January 8, 2014 marks the 50th anniversary of President Lyndon B. Johnson's declaration of "unconditional War on Poverty." Yet 15 percent of Americans live in poverty today, and no presidential administration or Congress since the Johnson era has made fighting poverty a top priority.
Exactly fifty years after President Johnson's declaration, the National Poverty Center at the University of Michigan's Gerald R. Ford School of Public Policy, the Russell Sage Foundation, and Spotlight on Poverty and Opportunity will host forum to offer diverse perspectives on the effects of anti-poverty policies in the United States in areas such as educational attainment, employment, earnings and living standards, and health over the past five decades and in the years to come.

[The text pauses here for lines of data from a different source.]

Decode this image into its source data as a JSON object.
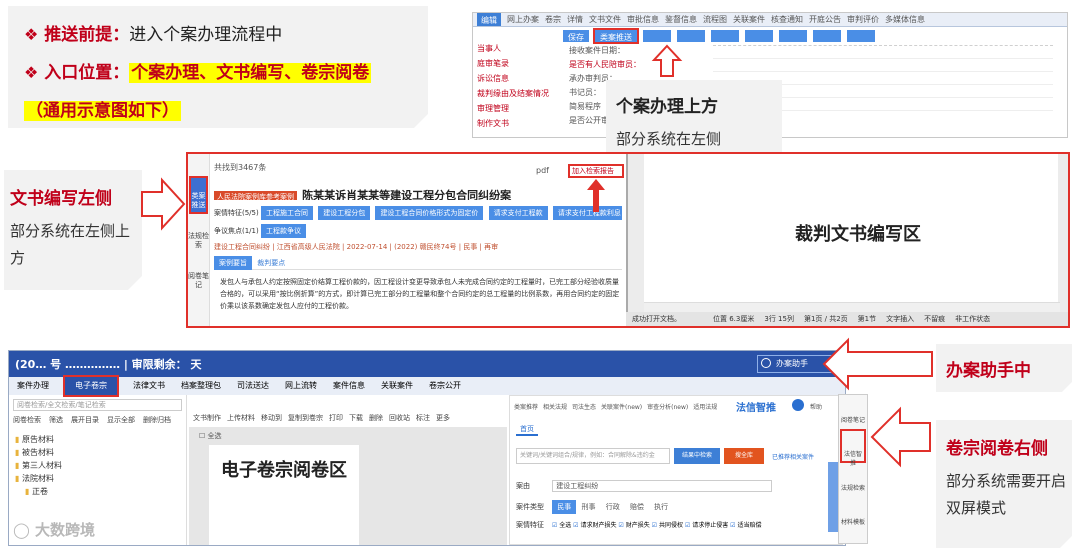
{
  "intro": {
    "line1_label": "推送前提：",
    "line1_text": "进入个案办理流程中",
    "line2_label": "入口位置：",
    "line2_text": "个案办理、文书编写、卷宗阅卷",
    "line3_text": "（通用示意图如下）"
  },
  "case_handling": {
    "title": "个案办理上方",
    "subtitle": "部分系统在左侧",
    "tabs": [
      "编辑",
      "网上办案",
      "卷宗",
      "详情",
      "文书文件",
      "审批信息",
      "鉴督信息",
      "流程图",
      "关联案件",
      "核查通知",
      "开庭公告",
      "审判评价",
      "多媒体信息"
    ],
    "left_items": [
      "当事人",
      "庭审笔录",
      "诉讼信息",
      "裁判缘由及结案情况",
      "审理管理",
      "制作文书"
    ],
    "fields": [
      "接收案件日期：",
      "是否有人民陪审员：",
      "承办审判员：",
      "书记员：",
      "简易程序",
      "是否公开审理："
    ],
    "toolbar": [
      "保存",
      "类案推送"
    ]
  },
  "doc_writing": {
    "title": "文书编写左侧",
    "subtitle": "部分系统在左侧上方",
    "sidebar": [
      "类案推送",
      "法规检索",
      "阅卷笔记"
    ],
    "case_title": "陈某某诉肖某某等建设工程分包合同纠纷案",
    "case_tag": "人民法院案例库参考案例",
    "count_text": "共找到3467条",
    "push_btn": "加入检索报告",
    "tags_label": "案情特征(5/5)",
    "tags": [
      "工程施工合同",
      "建设工程分包",
      "建设工程合同价格形式为固定价",
      "请求支付工程款",
      "请求支付工程款利息"
    ],
    "dispute_label": "争议焦点(1/1)",
    "dispute_tag": "工程款争议",
    "meta": "建设工程合同纠纷 | 江西省高级人民法院 | 2022-07-14 | (2022) 赣民终74号 | 民事 | 再审",
    "sub_tabs": [
      "案例要旨",
      "裁判要点"
    ],
    "body": "发包人与承包人约定按照固定价结算工程价款的，因工程设计变更导致承包人未完成合同约定的工程量时，已完工部分经验收质量合格的，可以采用“按比例折算”的方式，即计算已完工部分的工程量和整个合同约定的总工程量的比例系数，再用合同约定的固定价乘以该系数确定发包人应付的工程价款。",
    "editor_label": "裁判文书编写区",
    "status_items": [
      "成功打开文档。",
      "位置 6.3厘米",
      "3行 15列",
      "第1页 / 共2页",
      "第1节",
      "文字插入",
      "不留痕",
      "非工作状态"
    ],
    "ext_label": "pdf"
  },
  "file_review": {
    "title_bar": "(20…  号 …………… | 审限剩余：  天",
    "assistant_btn": "办案助手",
    "tabs": [
      "案件办理",
      "电子卷宗",
      "法律文书",
      "档案整理包",
      "司法送达",
      "网上流转",
      "案件信息",
      "关联案件",
      "卷宗公开"
    ],
    "toolbar_left": [
      "阅卷检索",
      "筛选",
      "展开目录",
      "显示全部",
      "删除归档"
    ],
    "toolbar_mid": [
      "文书制作",
      "上传材料",
      "移动到",
      "复制到卷宗",
      "打印",
      "下载",
      "删除",
      "回收站",
      "标注",
      "更多"
    ],
    "search_ph": "阅卷检索/全文检索/笔记检索",
    "tree": [
      "原告材料",
      "被告材料",
      "第三人材料",
      "法院材料",
      "正卷"
    ],
    "select_all": "全选",
    "reader_label": "电子卷宗阅卷区",
    "panel_tabs": [
      "类案推荐",
      "相关法规",
      "司法生态",
      "关联案件(new)",
      "审查分析(new)",
      "适用法规"
    ],
    "panel_brand": "法信智推",
    "panel_help": "帮助",
    "panel_sub_tab": "首页",
    "panel_search_ph": "关键词/关键词组合/规律，例如：合同解除&违约金",
    "panel_btn1": "结果中检索",
    "panel_btn2": "搜全库",
    "panel_link": "已推荐相关案件",
    "panel_reason_label": "案由",
    "panel_reason_val": "建设工程纠纷",
    "panel_type_label": "案件类型",
    "panel_types": [
      "民事",
      "刑事",
      "行政",
      "赔偿",
      "执行"
    ],
    "panel_feature_label": "案情特征",
    "panel_features": [
      "全选",
      "请求财产损失",
      "财产损失",
      "共同侵权",
      "请求停止侵害",
      "适当赔偿"
    ],
    "right_rail": [
      "阅卷笔记",
      "法信智推",
      "法规检索",
      "材料模板"
    ],
    "watermark": "大数跨境"
  },
  "assistant_callout": {
    "title": "办案助手中"
  },
  "review_callout": {
    "title": "卷宗阅卷右侧",
    "subtitle": "部分系统需要开启双屏模式"
  },
  "colors": {
    "accent_red": "#c0001a",
    "frame_red": "#e0302a",
    "tab_blue": "#3d7fd6",
    "highlight_yellow": "#ffff00"
  }
}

The event will focus on research highlighted in a new book, Legacies of the War on Poverty (Russell Sage Foundation, September 2013). The panel will feature a discussion among the book's editors and commentators from across the political spectrum, who will address policy interventions that grew out of the War on Poverty and provide a fresh look at strategies to fight poverty and promote opportunity.